That seems to be sentiment coming from Secretary of the U.S. Department of the Interior (DOI) Ken Salazar:
President Obama is shelving a plan announced in the final days of the Bush administration to open much of the U.S. coast to oil drilling, including 130 million acres off California’s coast from Mendocino to San Diego.
On Tuesday, Interior Secretary Ken Salazar ordered the plan be put on hold while his agency conducts a 180-day review of the country’s offshore oil and gas resources. Salazar’s critical comments about the plan signaled that the new administration will seek to rewrite it if not completely scrap it.
The Bush proposal “opened the possibility of oil and gas leases along the entire Eastern seaboard, portions of offshore California and the far eastern Gulf of Mexico with almost no consultation from states, industry or community input,” Salazar said at a news conference in Washington. “In my view it was a headlong rush of the worst kind.”
In The Heritage Foundation’s “Key Questions for Department Nominees” series, we asked you the following question:
On October 1, 2008, the Congressional Moratorium on offshore drilling expired, but you were on record opposing lifting the moratorium even if gasoline were to reach $10 a gallon, calling it a “phantom solution.” While you never said you actually wanted the price of gas to reach such levels, will you be in favor of Congress reinstating the ban?
We even provided you with the following answer:
These restrictions effectively banned new offshore energy production off the Atlantic and Pacific coasts, parts of offshore Alaska, and the eastern Gulf of Mexico. Recent DOI estimates put the amount of energy in these previously off-limits areas at 19.1 billion barrels of oil and 83.9 trillion cubic feet of natural gas–approximately 30 years worth of imports from Saudi Arabia and enough natural gas to power America’s homes for 17 years. It should also be noted that these initial estimates tend to be low.
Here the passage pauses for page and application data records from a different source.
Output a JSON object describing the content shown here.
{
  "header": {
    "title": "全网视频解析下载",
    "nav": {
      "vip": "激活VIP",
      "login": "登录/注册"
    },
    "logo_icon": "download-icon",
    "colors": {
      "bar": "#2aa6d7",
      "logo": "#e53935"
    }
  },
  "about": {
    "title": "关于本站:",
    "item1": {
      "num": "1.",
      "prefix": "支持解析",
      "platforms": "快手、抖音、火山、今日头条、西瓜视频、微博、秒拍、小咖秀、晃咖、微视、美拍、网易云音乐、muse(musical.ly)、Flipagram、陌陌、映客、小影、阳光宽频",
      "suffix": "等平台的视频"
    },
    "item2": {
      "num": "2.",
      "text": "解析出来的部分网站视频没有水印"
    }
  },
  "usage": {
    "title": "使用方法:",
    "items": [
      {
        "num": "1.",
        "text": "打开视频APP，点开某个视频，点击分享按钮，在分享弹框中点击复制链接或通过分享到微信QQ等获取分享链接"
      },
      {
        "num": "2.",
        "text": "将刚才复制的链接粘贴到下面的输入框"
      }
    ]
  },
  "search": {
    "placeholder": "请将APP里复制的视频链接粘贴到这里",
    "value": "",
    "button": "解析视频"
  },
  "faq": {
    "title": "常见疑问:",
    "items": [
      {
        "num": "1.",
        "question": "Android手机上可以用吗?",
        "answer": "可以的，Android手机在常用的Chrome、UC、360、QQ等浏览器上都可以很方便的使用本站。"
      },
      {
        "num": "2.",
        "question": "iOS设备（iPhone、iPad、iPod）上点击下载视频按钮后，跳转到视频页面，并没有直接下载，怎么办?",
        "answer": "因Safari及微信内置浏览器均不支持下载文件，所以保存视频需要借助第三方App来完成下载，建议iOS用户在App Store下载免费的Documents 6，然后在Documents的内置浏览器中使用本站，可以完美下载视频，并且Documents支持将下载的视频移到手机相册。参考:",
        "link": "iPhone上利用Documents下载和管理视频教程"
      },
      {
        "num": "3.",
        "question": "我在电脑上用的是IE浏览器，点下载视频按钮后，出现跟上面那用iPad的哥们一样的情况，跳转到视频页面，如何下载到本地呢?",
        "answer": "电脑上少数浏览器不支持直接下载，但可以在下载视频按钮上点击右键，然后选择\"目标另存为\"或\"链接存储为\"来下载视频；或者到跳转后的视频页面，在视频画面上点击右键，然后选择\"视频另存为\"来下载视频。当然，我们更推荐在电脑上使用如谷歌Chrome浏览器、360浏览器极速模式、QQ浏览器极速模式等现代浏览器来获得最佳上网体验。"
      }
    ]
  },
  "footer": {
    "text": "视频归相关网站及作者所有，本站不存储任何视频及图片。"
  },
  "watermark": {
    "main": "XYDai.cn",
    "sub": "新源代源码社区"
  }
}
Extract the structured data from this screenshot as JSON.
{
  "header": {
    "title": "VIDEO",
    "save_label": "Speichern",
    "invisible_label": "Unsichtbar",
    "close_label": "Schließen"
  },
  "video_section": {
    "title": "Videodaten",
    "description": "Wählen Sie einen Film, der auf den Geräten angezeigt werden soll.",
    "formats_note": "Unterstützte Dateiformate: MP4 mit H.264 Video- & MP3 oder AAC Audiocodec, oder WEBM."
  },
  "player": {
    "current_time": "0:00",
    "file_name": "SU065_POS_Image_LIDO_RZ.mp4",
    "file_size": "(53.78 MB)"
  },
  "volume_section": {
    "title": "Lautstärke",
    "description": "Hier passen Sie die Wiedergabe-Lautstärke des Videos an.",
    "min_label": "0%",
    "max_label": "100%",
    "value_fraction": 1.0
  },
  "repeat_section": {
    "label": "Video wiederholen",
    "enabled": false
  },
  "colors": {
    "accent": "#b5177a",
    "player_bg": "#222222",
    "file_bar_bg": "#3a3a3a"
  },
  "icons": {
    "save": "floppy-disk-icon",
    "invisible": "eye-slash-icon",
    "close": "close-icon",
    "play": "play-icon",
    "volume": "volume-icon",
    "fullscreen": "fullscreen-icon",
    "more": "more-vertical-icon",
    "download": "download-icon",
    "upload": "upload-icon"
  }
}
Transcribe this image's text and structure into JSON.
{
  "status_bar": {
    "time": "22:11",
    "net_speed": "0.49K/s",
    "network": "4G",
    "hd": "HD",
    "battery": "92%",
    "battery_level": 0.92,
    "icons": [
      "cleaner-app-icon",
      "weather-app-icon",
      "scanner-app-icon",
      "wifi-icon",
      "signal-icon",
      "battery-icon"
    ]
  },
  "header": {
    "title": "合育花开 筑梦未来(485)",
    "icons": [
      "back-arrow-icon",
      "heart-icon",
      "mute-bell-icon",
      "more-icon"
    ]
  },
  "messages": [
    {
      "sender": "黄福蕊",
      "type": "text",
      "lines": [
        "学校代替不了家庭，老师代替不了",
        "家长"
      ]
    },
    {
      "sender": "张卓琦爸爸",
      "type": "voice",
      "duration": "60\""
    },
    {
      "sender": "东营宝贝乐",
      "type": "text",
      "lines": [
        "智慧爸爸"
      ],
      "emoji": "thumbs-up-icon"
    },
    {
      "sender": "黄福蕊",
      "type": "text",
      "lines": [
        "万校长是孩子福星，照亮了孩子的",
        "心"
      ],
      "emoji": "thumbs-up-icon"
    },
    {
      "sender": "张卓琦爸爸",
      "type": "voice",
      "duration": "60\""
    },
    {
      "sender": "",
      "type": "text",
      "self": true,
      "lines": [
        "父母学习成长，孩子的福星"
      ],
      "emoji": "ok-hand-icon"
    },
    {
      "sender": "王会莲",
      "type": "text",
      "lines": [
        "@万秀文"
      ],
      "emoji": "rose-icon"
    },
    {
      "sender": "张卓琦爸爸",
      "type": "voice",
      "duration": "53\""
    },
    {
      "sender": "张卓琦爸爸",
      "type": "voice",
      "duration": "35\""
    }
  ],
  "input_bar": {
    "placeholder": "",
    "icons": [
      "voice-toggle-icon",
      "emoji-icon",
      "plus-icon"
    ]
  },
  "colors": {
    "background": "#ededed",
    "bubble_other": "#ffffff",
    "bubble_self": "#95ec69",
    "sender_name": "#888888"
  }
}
Offshore drilling restrictions are a relic of the past. They were put in place at a time when energy was cheap, the need for additional domestic supplies was not seen as dire, and the political path of least resistance was to give in to environmentalists. Although oil prices have fallen from their record summer levels, they will likely return to those levels after the recession–now is not the time for complacency. Domestic energy supply is still badly needed, and the risk of producing it has been reduced.
All new drilling would be subject to strict safeguards and would require state-of-the-art technology with a proven track record for limiting the risk of spills. Rules should be put in place to allow for safe exploration and to ensure leases are not slowed by years of red tape and litigation.
Salazar promised that the voices of the oil and gas industry will be heard. Perhaps he should listen to the American Petroleum Institute’s President Jack Gerard:
Congress made the American people wait nearly 30 years to address our immediate energy challenges. Secretary Salazar today told the American people they must continue to wait – even though more than two-thirds of them want to tap our vast domestic resources for the benefit of all Americans.
Secretary Salazar’s announcement means that development of our offshore resources could be stalled indefinitely. That would delay Americans’ access to nearly 160,000 new, well-paying jobs, $1.7 trillion in revenues to federal, state and local governments and greater energy security.”